She repeated my question into in Sindhi language, perhaps for more clarity. She smiled and confidently responded, but for it she set the context that it was not instant phenomena. There was role of institutions like National Rural Support Program (NRSP). She added that with the guidance and support of NRSP, on 6th May 2016 in her village, the Community Organization (CO) was formed. Its membership belongs to Hindu and Muslim community without any prejudice.

She giggled, and said that their village has a mixed membership, and that reality has broken a myth that Hindu and Muslim couldn’t work jointly. Perhaps, it was presumed that religion divides, but there are lots of knots that keep us connected and dependent on each other. My silence reminded her question. She went on to narrate, but again with a context that before NRSP’s interventions (village leaders’ training, linkage with the government departments, planning at village level, and management of finances) it thought that village development was the responsibility of the government and its department.

Maria Partab's meeting with LSO members
Maria Partab’s meeting with LSO members

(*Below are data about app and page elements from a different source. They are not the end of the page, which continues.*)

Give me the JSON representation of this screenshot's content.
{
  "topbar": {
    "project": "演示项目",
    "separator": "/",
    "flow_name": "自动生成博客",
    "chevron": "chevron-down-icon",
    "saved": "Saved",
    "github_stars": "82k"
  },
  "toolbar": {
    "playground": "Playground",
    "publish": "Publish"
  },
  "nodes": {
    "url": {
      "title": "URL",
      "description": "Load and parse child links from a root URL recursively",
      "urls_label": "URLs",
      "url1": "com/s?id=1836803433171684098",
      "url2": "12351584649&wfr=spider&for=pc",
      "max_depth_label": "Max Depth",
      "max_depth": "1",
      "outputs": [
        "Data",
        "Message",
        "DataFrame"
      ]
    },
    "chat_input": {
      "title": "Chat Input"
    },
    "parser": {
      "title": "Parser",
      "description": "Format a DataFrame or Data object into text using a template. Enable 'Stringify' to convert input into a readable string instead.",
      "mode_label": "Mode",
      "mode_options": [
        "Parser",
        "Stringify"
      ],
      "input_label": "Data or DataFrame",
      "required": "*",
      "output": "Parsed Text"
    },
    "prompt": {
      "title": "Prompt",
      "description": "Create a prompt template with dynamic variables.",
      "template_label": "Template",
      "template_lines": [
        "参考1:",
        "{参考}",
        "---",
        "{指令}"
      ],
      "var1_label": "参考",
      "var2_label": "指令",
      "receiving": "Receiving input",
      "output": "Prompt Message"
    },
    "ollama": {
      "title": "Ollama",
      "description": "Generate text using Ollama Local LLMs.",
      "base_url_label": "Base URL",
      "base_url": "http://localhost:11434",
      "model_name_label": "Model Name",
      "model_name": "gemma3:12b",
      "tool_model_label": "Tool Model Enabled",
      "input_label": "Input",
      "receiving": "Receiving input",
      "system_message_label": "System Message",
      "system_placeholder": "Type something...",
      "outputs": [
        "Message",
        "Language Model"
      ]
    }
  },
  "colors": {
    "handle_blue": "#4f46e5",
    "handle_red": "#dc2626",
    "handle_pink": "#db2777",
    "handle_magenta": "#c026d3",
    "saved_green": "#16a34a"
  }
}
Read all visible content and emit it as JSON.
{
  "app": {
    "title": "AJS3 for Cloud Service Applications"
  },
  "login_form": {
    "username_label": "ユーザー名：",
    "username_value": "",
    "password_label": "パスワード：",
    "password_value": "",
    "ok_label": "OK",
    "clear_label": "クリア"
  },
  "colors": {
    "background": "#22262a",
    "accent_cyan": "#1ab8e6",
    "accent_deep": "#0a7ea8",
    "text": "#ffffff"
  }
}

But over the period, while working with NRSP and other government departments we learned that community could be lead partner in the local development. She sought my permission to revert to my question. I agreed and she told that like other minority girls, she was of the view that development work needs huge money and lot of technical expertise. But, while working along with other villages, it became vividly clear before her that there are lots of village problems which could be solved at village level, with organized and cooperative initiatives. She quoted ‘tree plantation’, ‘culture of sanitation’ and ‘owning of primary schools’ as a few examples. She told that it was also deeply rooted myth which was unpacked that trained human intervention is equally important for the development.

I saw unleashed energy from her response. Therefore, I asked about more experiences. She responded, but again with a perspective that in her village Muslims and Hindus strongly believed that women couldn’t be leaders. Interestingly, we women also believed that it a prohibited road for us. Therefore, in a way, we were agreed that women couldn’t be leaders. But, exposure, working together and having some successful initiatives played an instrumental role that women could also lead and direct. She excitedly quoted one of their collective successes that last year 122 children attended school and majority was of girls. She emphatically told that number includes 12 girls and 3 boys from village.

Girls Eduction - Maria Partab's Mission -Sindh Courier‘Another myth was the collective leadership, an idea that only exists in books or minds’, she added. Long ago, she also believed that how people from different villages, having different castes and religions work together at the union council level. But continuous engagement with the community, and building their capacities proved that people having diversified interests and identities could also work collectively.

She responded another question which roamed around – ‘how the LSOs (Local Support Organizers) would carry out their activities, when the NRSP would withdraw their support?’ She responded her own assumed question, and added: ‘it is true that there may be some challenges, and their nature would be of transitions. On the other hand, considerable number of LSOs has become an institution, they have gradually transformed themselves, and most of them are capable to manage their affairs. However, their new position would need the NRSP support, but it would be around technical issues, linkages with the international donors, NGOs and providing guarantees or helping in negotiating the provincial or the federal projects. She added: ‘There would role of the NRSP, but its nature and type would be different from the present times’.

[author title=”Zafar Junejo ” image=”https://sindhcourier.com/wp-content/uploads/2021/07/Dr.-Zafar-Junejo.jpg”]Dr. Zaffar Junejo has a Ph.D. in History from the University of Malaya. His areas of interest are post-colonial history, social history and peasants’ history. Presently, he is associated with Sohail University and Institute of Historical and Social Research, Karachi.[/author]